## WHAT YOU WILL DO
Check each line of the records below for the word "value" and give the number of lines that have it, with nothing added.

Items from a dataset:

----

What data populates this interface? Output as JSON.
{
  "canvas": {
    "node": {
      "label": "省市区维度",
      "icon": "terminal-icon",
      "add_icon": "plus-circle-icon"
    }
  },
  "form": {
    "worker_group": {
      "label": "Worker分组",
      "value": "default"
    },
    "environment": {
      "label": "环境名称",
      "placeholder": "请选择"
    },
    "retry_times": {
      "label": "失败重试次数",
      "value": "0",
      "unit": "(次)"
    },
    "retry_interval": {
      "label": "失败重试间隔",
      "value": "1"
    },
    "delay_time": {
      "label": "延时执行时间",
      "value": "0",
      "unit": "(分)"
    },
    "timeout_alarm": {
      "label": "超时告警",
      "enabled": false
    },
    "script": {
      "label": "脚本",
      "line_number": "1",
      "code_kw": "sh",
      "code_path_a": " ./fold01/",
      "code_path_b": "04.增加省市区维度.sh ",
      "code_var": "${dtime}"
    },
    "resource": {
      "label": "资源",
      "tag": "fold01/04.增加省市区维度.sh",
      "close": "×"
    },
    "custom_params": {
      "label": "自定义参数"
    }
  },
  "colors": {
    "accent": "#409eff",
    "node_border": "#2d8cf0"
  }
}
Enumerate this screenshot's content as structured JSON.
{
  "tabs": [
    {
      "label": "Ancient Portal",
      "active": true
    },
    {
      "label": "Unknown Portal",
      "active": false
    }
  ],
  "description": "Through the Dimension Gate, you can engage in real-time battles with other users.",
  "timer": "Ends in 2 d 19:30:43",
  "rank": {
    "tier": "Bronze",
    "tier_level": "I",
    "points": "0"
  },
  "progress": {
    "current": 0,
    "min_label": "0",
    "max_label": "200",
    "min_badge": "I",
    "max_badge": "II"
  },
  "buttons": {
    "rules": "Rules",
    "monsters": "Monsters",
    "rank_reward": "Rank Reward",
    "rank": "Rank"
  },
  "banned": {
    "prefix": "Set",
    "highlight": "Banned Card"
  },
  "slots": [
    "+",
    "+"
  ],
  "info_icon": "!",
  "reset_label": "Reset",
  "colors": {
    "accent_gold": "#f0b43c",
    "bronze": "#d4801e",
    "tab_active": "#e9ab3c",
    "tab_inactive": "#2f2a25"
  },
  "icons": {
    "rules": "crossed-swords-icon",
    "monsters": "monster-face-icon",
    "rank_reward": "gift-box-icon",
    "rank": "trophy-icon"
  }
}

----

## OUTPUT BELOW
4